Would you retype each of the records exactly as shown?

■ **Source records**
##############################

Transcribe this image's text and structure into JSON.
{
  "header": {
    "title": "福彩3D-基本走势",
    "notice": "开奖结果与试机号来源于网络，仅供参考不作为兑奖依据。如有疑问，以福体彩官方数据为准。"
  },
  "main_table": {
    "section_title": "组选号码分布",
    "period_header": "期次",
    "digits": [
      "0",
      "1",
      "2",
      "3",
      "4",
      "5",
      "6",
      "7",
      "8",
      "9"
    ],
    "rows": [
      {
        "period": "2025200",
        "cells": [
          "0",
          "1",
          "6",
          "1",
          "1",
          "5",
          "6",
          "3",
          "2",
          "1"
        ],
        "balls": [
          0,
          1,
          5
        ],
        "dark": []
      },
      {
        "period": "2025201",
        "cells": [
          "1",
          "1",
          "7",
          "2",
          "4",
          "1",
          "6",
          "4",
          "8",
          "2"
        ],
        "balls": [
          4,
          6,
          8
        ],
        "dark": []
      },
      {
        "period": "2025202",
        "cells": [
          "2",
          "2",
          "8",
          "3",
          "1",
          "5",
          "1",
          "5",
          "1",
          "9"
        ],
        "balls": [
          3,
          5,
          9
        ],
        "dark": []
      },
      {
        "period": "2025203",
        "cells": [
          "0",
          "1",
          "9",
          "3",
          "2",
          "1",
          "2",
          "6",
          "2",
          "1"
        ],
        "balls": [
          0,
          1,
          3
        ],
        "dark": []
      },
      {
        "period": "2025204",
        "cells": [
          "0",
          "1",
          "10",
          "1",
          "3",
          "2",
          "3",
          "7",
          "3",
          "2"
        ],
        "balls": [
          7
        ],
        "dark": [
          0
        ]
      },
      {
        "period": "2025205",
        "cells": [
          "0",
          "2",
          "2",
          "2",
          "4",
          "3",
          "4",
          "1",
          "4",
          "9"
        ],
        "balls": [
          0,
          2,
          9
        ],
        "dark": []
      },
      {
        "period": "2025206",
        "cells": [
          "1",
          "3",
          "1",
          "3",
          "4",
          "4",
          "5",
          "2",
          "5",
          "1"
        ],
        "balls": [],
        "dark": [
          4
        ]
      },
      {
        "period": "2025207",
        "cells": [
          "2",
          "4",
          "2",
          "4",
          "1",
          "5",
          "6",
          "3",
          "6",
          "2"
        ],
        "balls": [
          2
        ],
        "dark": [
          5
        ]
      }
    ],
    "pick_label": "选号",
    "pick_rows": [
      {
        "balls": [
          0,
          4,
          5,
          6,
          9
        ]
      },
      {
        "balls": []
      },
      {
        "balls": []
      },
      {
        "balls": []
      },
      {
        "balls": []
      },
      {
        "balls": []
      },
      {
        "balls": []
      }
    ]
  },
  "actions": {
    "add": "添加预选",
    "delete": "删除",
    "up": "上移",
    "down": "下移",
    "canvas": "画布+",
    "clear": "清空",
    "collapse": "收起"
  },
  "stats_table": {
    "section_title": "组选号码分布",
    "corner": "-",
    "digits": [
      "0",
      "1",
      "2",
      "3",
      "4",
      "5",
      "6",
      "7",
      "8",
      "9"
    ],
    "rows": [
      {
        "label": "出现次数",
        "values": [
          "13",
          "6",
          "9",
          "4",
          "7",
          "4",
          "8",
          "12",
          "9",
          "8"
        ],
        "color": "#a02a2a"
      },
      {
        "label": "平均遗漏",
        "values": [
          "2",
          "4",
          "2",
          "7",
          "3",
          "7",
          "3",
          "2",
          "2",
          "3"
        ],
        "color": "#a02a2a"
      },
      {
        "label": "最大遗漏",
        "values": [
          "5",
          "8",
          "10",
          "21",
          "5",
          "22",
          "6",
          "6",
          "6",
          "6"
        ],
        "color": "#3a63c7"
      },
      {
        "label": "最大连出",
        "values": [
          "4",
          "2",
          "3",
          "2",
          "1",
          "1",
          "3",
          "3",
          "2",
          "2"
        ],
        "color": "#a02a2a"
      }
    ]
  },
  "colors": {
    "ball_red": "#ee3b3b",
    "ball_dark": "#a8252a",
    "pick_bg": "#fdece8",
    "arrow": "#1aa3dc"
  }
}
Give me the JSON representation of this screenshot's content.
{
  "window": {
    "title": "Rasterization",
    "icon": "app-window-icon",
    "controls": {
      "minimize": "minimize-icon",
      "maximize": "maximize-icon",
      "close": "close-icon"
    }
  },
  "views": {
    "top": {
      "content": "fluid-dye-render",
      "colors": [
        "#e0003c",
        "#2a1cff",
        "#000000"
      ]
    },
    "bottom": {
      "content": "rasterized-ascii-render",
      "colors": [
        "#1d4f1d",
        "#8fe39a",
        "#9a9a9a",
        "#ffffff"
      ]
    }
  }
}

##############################

■ **Completed task**
Transcribe this image's text and structure into JSON.
{
  "header": {
    "title": "福彩3D-基本走势",
    "notice": "开奖结果与试机号来源于网络，仅供参考不作为兑奖依据。如有疑问，以福体彩官方数据为准。"
  },
  "main_table": {
    "section_title": "组选号码分布",
    "period_header": "期次",
    "digits": [
      "0",
      "1",
      "2",
      "3",
      "4",
      "5",
      "6",
      "7",
      "8",
      "9"
    ],
    "rows": [
      {
        "period": "2025200",
        "cells": [
          "0",
          "1",
          "6",
          "1",
          "1",
          "5",
          "6",
          "3",
          "2",
          "1"
        ],
        "balls": [
          0,
          1,
          5
        ],
        "dark": []
      },
      {
        "period": "2025201",
        "cells": [
          "1",
          "1",
          "7",
          "2",
          "4",
          "1",
          "6",
          "4",
          "8",
          "2"
        ],
        "balls": [
          4,
          6,
          8
        ],
        "dark": []
      },
      {
        "period": "2025202",
        "cells": [
          "2",
          "2",
          "8",
          "3",
          "1",
          "5",
          "1",
          "5",
          "1",
          "9"
        ],
        "balls": [
          3,
          5,
          9
        ],
        "dark": []
      },
      {
        "period": "2025203",
        "cells": [
          "0",
          "1",
          "9",
          "3",
          "2",
          "1",
          "2",
          "6",
          "2",
          "1"
        ],
        "balls": [
          0,
          1,
          3
        ],
        "dark": []
      },
      {
        "period": "2025204",
        "cells": [
          "0",
          "1",
          "10",
          "1",
          "3",
          "2",
          "3",
          "7",
          "3",
          "2"
        ],
        "balls": [
          7
        ],
        "dark": [
          0
        ]
      },
      {
        "period": "2025205",
        "cells": [
          "0",
          "2",
          "2",
          "2",
          "4",
          "3",
          "4",
          "1",
          "4",
          "9"
        ],
        "balls": [
          0,
          2,
          9
        ],
        "dark": []
      },
      {
        "period": "2025206",
        "cells": [
          "1",
          "3",
          "1",
          "3",
          "4",
          "4",
          "5",
          "2",
          "5",
          "1"
        ],
        "balls": [],
        "dark": [
          4
        ]
      },
      {
        "period": "2025207",
        "cells": [
          "2",
          "4",
          "2",
          "4",
          "1",
          "5",
          "6",
          "3",
          "6",
          "2"
        ],
        "balls": [
          2
        ],
        "dark": [
          5
        ]
      }
    ],
    "pick_label": "选号",
    "pick_rows": [
      {
        "balls": [
          0,
          4,
          5,
          6,
          9
        ]
      },
      {
        "balls": []
      },
      {
        "balls": []
      },
      {
        "balls": []
      },
      {
        "balls": []
      },
      {
        "balls": []
      },
      {
        "balls": []
      }
    ]
  },
  "actions": {
    "add": "添加预选",
    "delete": "删除",
    "up": "上移",
    "down": "下移",
    "canvas": "画布+",
    "clear": "清空",
    "collapse": "收起"
  },
  "stats_table": {
    "section_title": "组选号码分布",
    "corner": "-",
    "digits": [
      "0",
      "1",
      "2",
      "3",
      "4",
      "5",
      "6",
      "7",
      "8",
      "9"
    ],
    "rows": [
      {
        "label": "出现次数",
        "values": [
          "13",
          "6",
          "9",
          "4",
          "7",
          "4",
          "8",
          "12",
          "9",
          "8"
        ],
        "color": "#a02a2a"
      },
      {
        "label": "平均遗漏",
        "values": [
          "2",
          "4",
          "2",
          "7",
          "3",
          "7",
          "3",
          "2",
          "2",
          "3"
        ],
        "color": "#a02a2a"
      },
      {
        "label": "最大遗漏",
        "values": [
          "5",
          "8",
          "10",
          "21",
          "5",
          "22",
          "6",
          "6",
          "6",
          "6"
        ],
        "color": "#3a63c7"
      },
      {
        "label": "最大连出",
        "values": [
          "4",
          "2",
          "3",
          "2",
          "1",
          "1",
          "3",
          "3",
          "2",
          "2"
        ],
        "color": "#a02a2a"
      }
    ]
  },
  "colors": {
    "ball_red": "#ee3b3b",
    "ball_dark": "#a8252a",
    "pick_bg": "#fdece8",
    "arrow": "#1aa3dc"
  }
}
Give me the JSON representation of this screenshot's content.
{
  "window": {
    "title": "Rasterization",
    "icon": "app-window-icon",
    "controls": {
      "minimize": "minimize-icon",
      "maximize": "maximize-icon",
      "close": "close-icon"
    }
  },
  "views": {
    "top": {
      "content": "fluid-dye-render",
      "colors": [
        "#e0003c",
        "#2a1cff",
        "#000000"
      ]
    },
    "bottom": {
      "content": "rasterized-ascii-render",
      "colors": [
        "#1d4f1d",
        "#8fe39a",
        "#9a9a9a",
        "#ffffff"
      ]
    }
  }
}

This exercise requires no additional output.